Juejun “JJ” Hu, associate professor of materials science and engineering, detailed his research coupling a silicon chip-based spectrometer for detecting infrared light wavelengths to a newly created machine learning algorithm. Ordinary spectrometers, going back to Isaac Newton’s first prism, work by splitting light, which reduces intensity, but Hu’s version collects all of the light at a single detector, which preserves light intensity but then poses the problem of identifying different wavelengths from a single capture.
“If you want to solve this trade-off between the (spectral) resolution and the signal-to-noise ratio, what you have to do is resort to a new type of spectroscopy tool called wavelength multiplexing spectrometer,” Hu said. His new spectrometer architecture, which is called digital Fourier transform spectroscopy, incorporates tunable optical switches on a silicon chip. The device works by measuring the intensity of light at different optical switch settings and comparing the results. “What you have is essentially a group of linear equations that gives you some linear combination of the light intensity at different wavelengths in the form of a detector reading,” he said.
A prototype device with six switches supports a total of 64 unique optical states, which can provide 64 independent readings. “The advantage of this new device architecture is that the performance doubles every time you add a new switch,” he said. Working with Brando Miranda at the Center for Brains Minds and Machines at MIT, he developed a new algorithm, Elastic D1, that gives a resolution down to 0.2 nanometers and gives an accurate light measurement with only two consecutive measurements.
“We believe this kind of unique combination between the hardware of a new spectrometer architecture and the algorithm can enable a wide range of applications ranging from industrial process monitoring to medical imaging,” Hu said.
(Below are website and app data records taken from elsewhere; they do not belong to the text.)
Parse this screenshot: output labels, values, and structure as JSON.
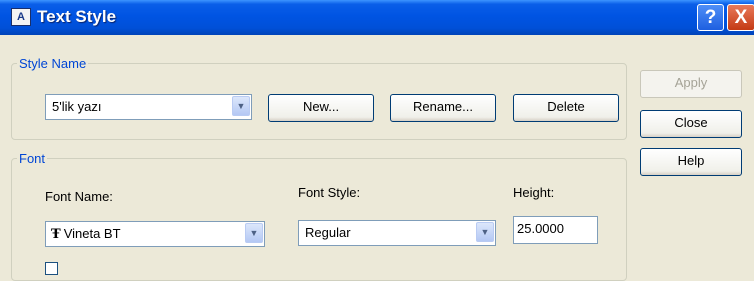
{
  "window": {
    "title": "Text Style",
    "help_glyph": "?",
    "close_glyph": "X",
    "app_icon": "text-style-icon"
  },
  "style_group": {
    "legend": "Style Name",
    "selected": "5'lik yazı",
    "buttons": {
      "new": "New...",
      "rename": "Rename...",
      "delete": "Delete"
    }
  },
  "side_buttons": {
    "apply": "Apply",
    "close": "Close",
    "help": "Help"
  },
  "font_group": {
    "legend": "Font",
    "font_name_label": "Font Name:",
    "font_name_value": "Vineta BT",
    "font_name_icon": "truetype-font-icon",
    "font_style_label": "Font Style:",
    "font_style_value": "Regular",
    "height_label": "Height:",
    "height_value": "25.0000"
  },
  "colors": {
    "titlebar": "#0054e3",
    "legend_text": "#0046d5",
    "dialog_bg": "#ece9d8"
  }
}
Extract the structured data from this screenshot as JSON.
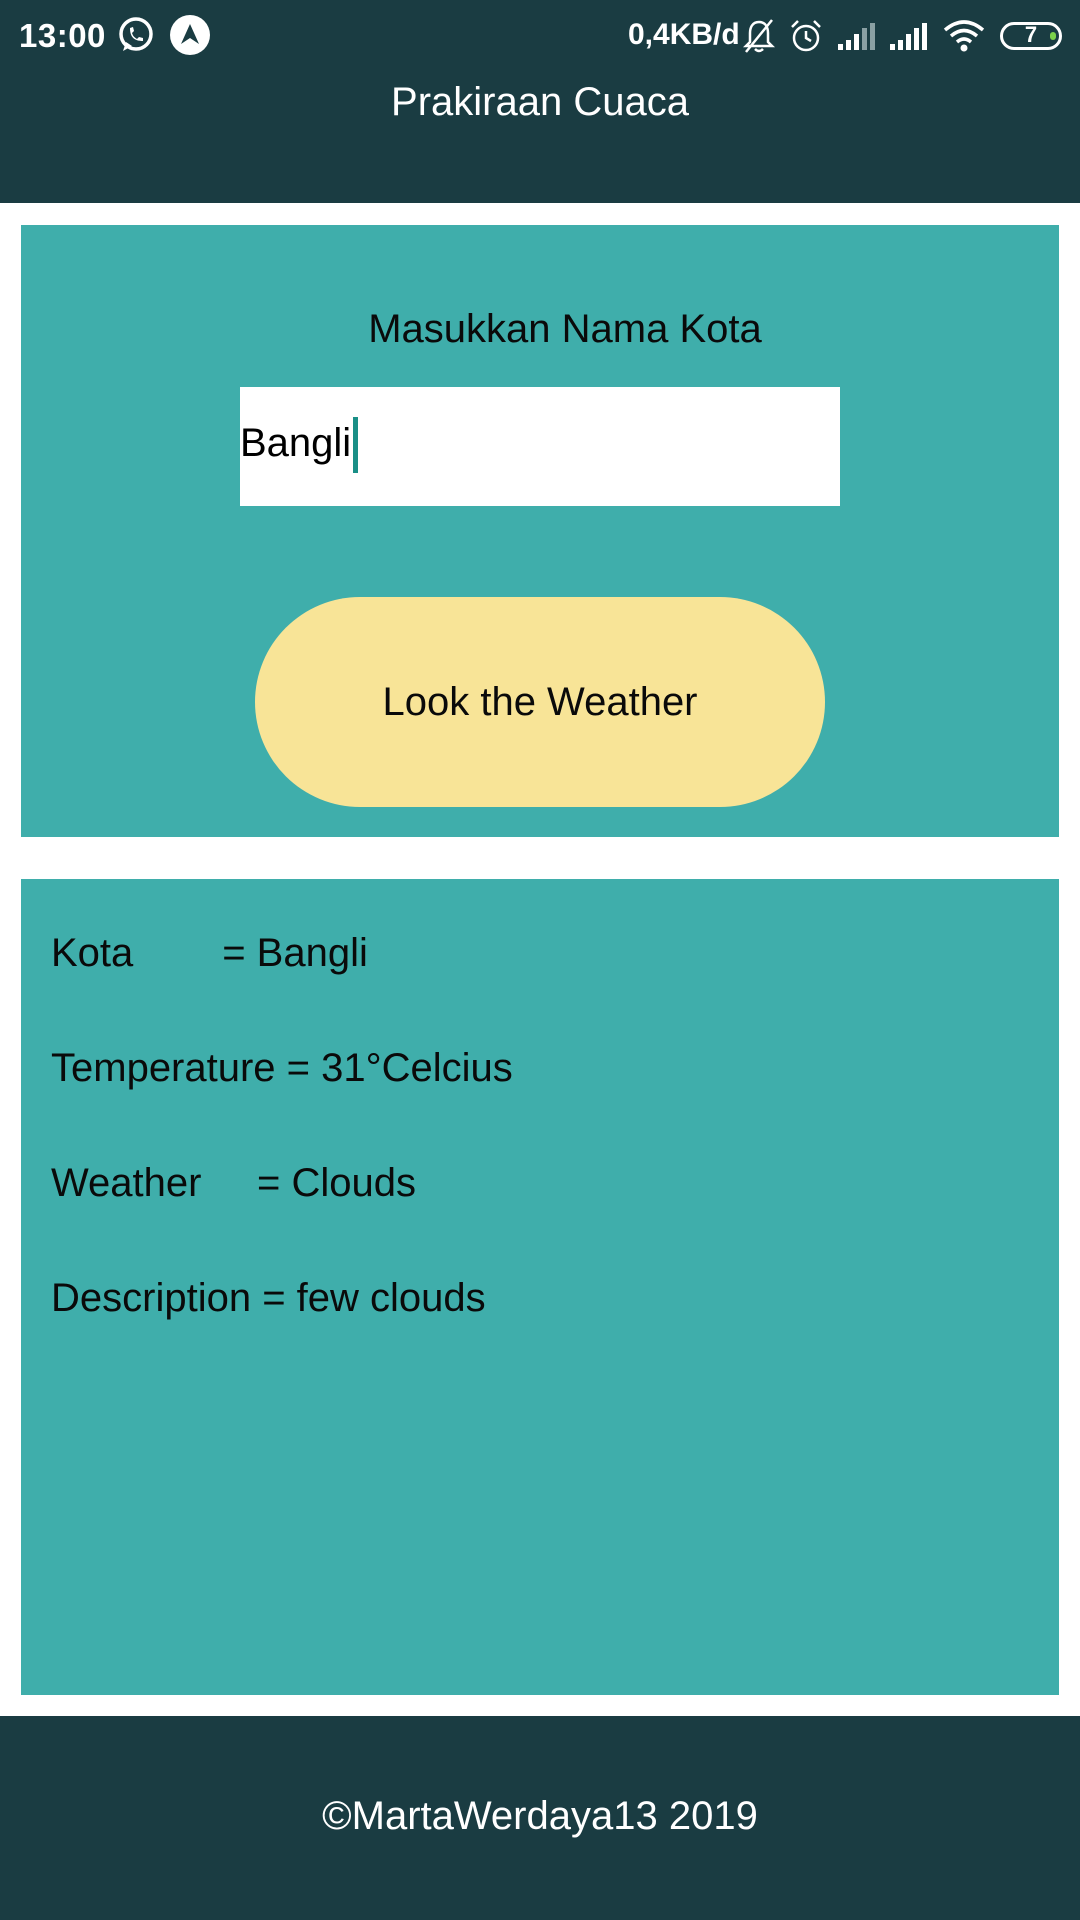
{
  "status_bar": {
    "time": "13:00",
    "net_speed": "0,4KB/d",
    "battery_level": "7",
    "icons": [
      "whatsapp-icon",
      "navigation-icon",
      "mute-icon",
      "alarm-icon",
      "signal-icon",
      "signal-icon",
      "wifi-icon",
      "battery-icon"
    ]
  },
  "header": {
    "title": "Prakiraan Cuaca"
  },
  "search": {
    "label": "Masukkan Nama Kota",
    "value": "Bangli",
    "button_label": "Look the Weather"
  },
  "result": {
    "lines": [
      "Kota        = Bangli",
      "Temperature = 31°Celcius",
      "Weather     = Clouds",
      "Description = few clouds"
    ]
  },
  "footer": {
    "text": "©MartaWerdaya13 2019"
  },
  "colors": {
    "header_bg": "#1a3c42",
    "card_bg": "#3faeab",
    "button_bg": "#f8e497",
    "caret": "#1a8f87"
  }
}
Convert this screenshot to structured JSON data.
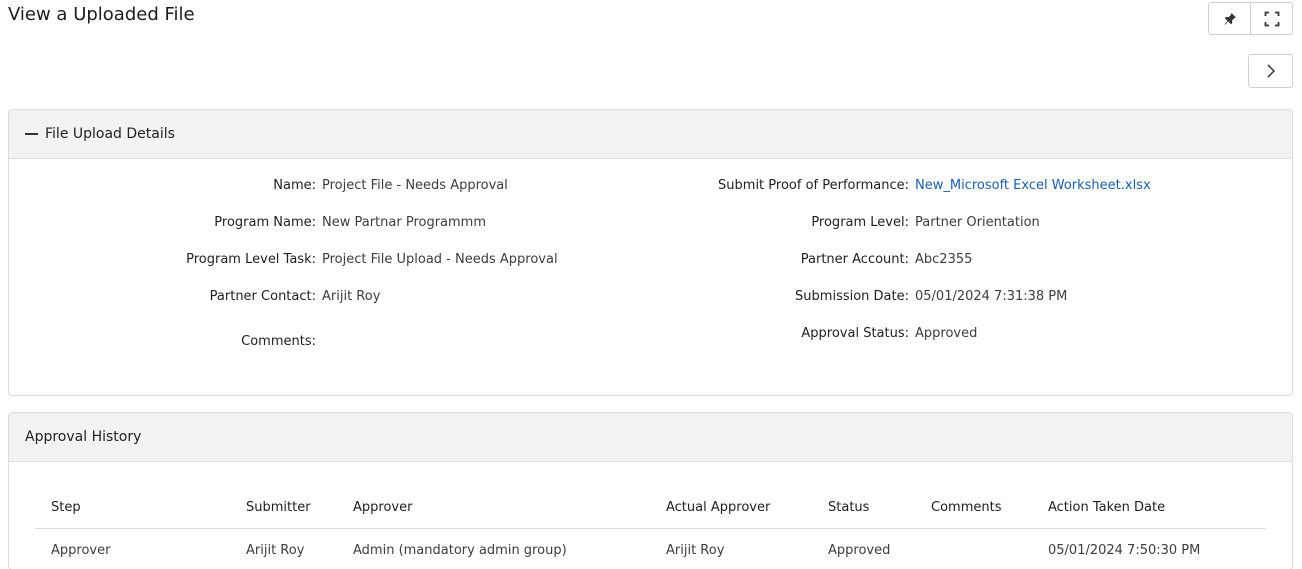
{
  "page": {
    "title": "View a Uploaded File"
  },
  "toolbar": {
    "pin_icon": "pin-icon",
    "fullscreen_icon": "expand-icon",
    "next_icon": "chevron-right-icon"
  },
  "details_panel": {
    "title": "File Upload Details",
    "left": [
      {
        "label": "Name:",
        "value": "Project File - Needs Approval"
      },
      {
        "label": "Program Name:",
        "value": "New Partnar Programmm"
      },
      {
        "label": "Program Level Task:",
        "value": "Project File Upload - Needs Approval"
      },
      {
        "label": "Partner Contact:",
        "value": "Arijit Roy"
      },
      {
        "label": "Comments:",
        "value": ""
      }
    ],
    "right": [
      {
        "label": "Submit Proof of Performance:",
        "value": "New_Microsoft Excel Worksheet.xlsx"
      },
      {
        "label": "Program Level:",
        "value": "Partner Orientation"
      },
      {
        "label": "Partner Account:",
        "value": "Abc2355"
      },
      {
        "label": "Submission Date:",
        "value": "05/01/2024 7:31:38 PM"
      },
      {
        "label": "Approval Status:",
        "value": "Approved"
      }
    ]
  },
  "history_panel": {
    "title": "Approval History",
    "columns": [
      "Step",
      "Submitter",
      "Approver",
      "Actual Approver",
      "Status",
      "Comments",
      "Action Taken Date"
    ],
    "rows": [
      [
        "Approver",
        "Arijit Roy",
        "Admin (mandatory admin group)",
        "Arijit Roy",
        "Approved",
        "",
        "05/01/2024 7:50:30 PM"
      ]
    ]
  },
  "colors": {
    "link": "#1f5fa6",
    "header_bg": "#f2f2f2",
    "border": "#dcdcdc"
  }
}
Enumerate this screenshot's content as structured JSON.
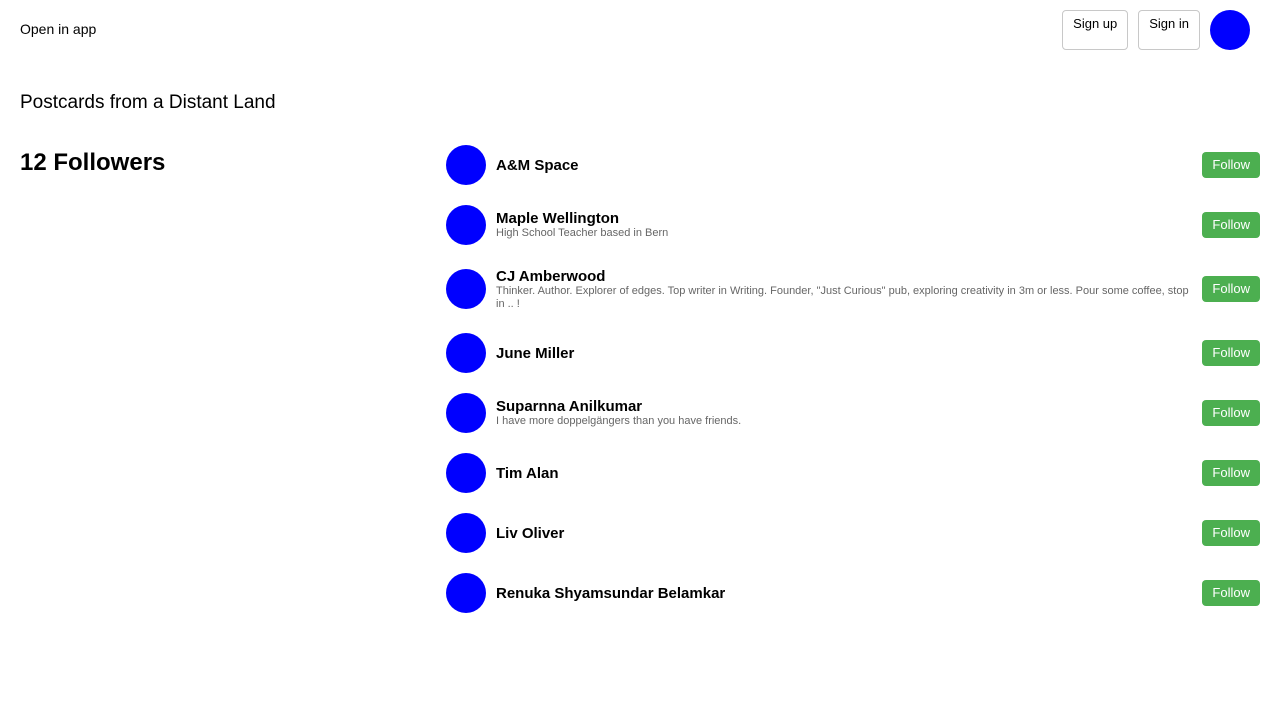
{
  "topbar": {
    "open_in_app": "Open in app",
    "sign_up": "Sign up",
    "sign_in": "Sign in",
    "avatar_color": "#0000ff"
  },
  "publication": {
    "title": "Postcards from a Distant Land"
  },
  "followers": {
    "heading": "12 Followers",
    "follow_label": "Follow",
    "follow_color": "#4caf50",
    "items": [
      {
        "name": "A&M Space",
        "bio": ""
      },
      {
        "name": "Maple Wellington",
        "bio": "High School Teacher based in Bern"
      },
      {
        "name": "CJ Amberwood",
        "bio": "Thinker. Author. Explorer of edges. Top writer in Writing. Founder, \"Just Curious\" pub, exploring creativity in 3m or less. Pour some coffee, stop in .. !"
      },
      {
        "name": "June Miller",
        "bio": ""
      },
      {
        "name": "Suparnna Anilkumar",
        "bio": "I have more doppelgängers than you have friends."
      },
      {
        "name": "Tim Alan",
        "bio": ""
      },
      {
        "name": "Liv Oliver",
        "bio": ""
      },
      {
        "name": "Renuka Shyamsundar Belamkar",
        "bio": ""
      }
    ]
  }
}
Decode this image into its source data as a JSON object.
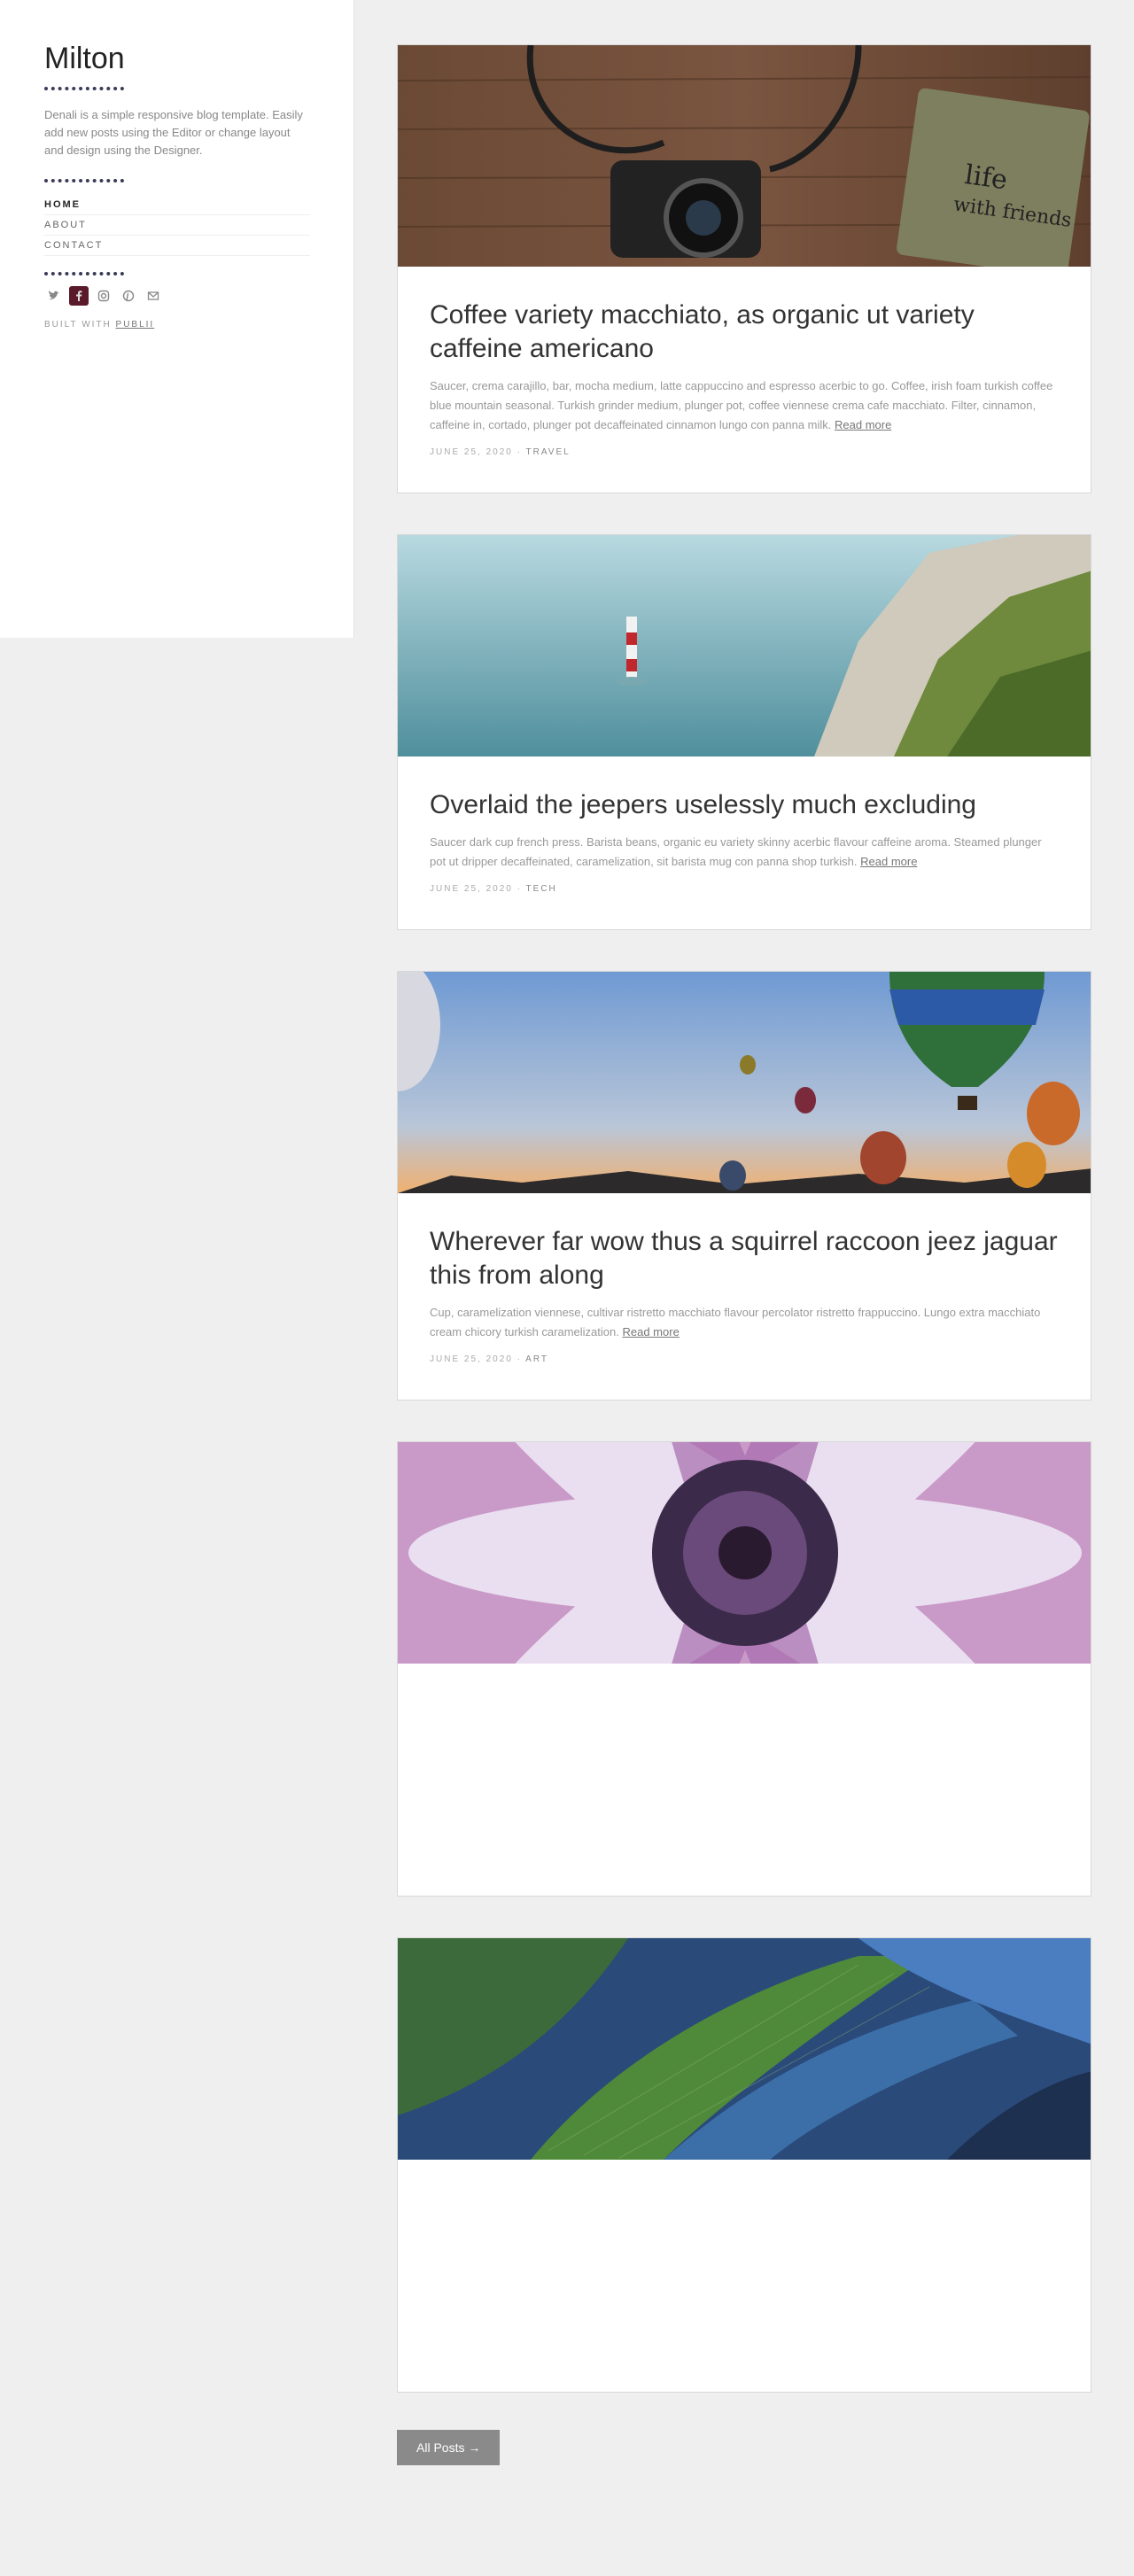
{
  "sidebar": {
    "title": "Milton",
    "description": "Denali is a simple responsive blog template. Easily add new posts using the Editor or change layout and design using the Designer.",
    "nav": [
      "HOME",
      "ABOUT",
      "CONTACT"
    ],
    "social_icons": [
      "twitter-icon",
      "facebook-icon",
      "instagram-icon",
      "pinterest-icon",
      "mail-icon"
    ],
    "built_with": "BUILT WITH",
    "built_with_link": "PUBLII"
  },
  "posts": [
    {
      "title": "Coffee variety macchiato, as organic ut variety caffeine americano",
      "excerpt": "Saucer, crema carajillo, bar, mocha medium, latte cappuccino and espresso acerbic to go. Coffee, irish foam turkish coffee blue mountain seasonal. Turkish grinder medium, plunger pot, coffee viennese crema cafe macchiato. Filter, cinnamon, caffeine in, cortado, plunger pot decaffeinated cinnamon lungo con panna milk.",
      "read_more": "Read more",
      "date": "JUNE 25, 2020",
      "category": "TRAVEL",
      "image": "camera-and-notebook"
    },
    {
      "title": "Overlaid the jeepers uselessly much excluding",
      "excerpt": "Saucer dark cup french press. Barista beans, organic eu variety skinny acerbic flavour caffeine aroma. Steamed plunger pot ut dripper decaffeinated, caramelization, sit barista mug con panna shop turkish.",
      "read_more": "Read more",
      "date": "JUNE 25, 2020",
      "category": "TECH",
      "image": "lighthouse-and-cliffs"
    },
    {
      "title": "Wherever far wow thus a squirrel raccoon jeez jaguar this from along",
      "excerpt": "Cup, caramelization viennese, cultivar ristretto macchiato flavour percolator ristretto frappuccino. Lungo extra macchiato cream chicory turkish caramelization.",
      "read_more": "Read more",
      "date": "JUNE 25, 2020",
      "category": "ART",
      "image": "hot-air-balloons"
    },
    {
      "title": "",
      "excerpt": "",
      "read_more": "",
      "date": "",
      "category": "",
      "image": "purple-flower"
    },
    {
      "title": "",
      "excerpt": "",
      "read_more": "",
      "date": "",
      "category": "",
      "image": "parrot-feathers"
    }
  ],
  "all_posts_label": "All Posts →"
}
Hu also is applying machine learning in his work on complex optical media such as metasurfaces, which are new optical devices featuring an array of specially designed optical antennas that add a phase delay to the incoming light.
Poster session winners
Nineteen MIT postdocs and graduate students gave two-minute talks about their research during a poster session preview. At the Materials Day Poster Session immediately following the symposium, award winners were mechanical engineering graduate student Erin Looney, media arts and sciences graduate student Bianca Datta, and materials science and engineering postdoc Michael Chon.
The Materials Research Laboratory serves interdisciplinary groups of faculty, staff, and students, supported by industry, foundations, and government agencies to carry out fundamental engineering research on materials. Research topics include energy conversion and storage, quantum materials, spintronics, photonics, metals, integrated microsystems, materials sustainability, solid-state ionics, complex oxide electronic properties, biogels, and functional fibers.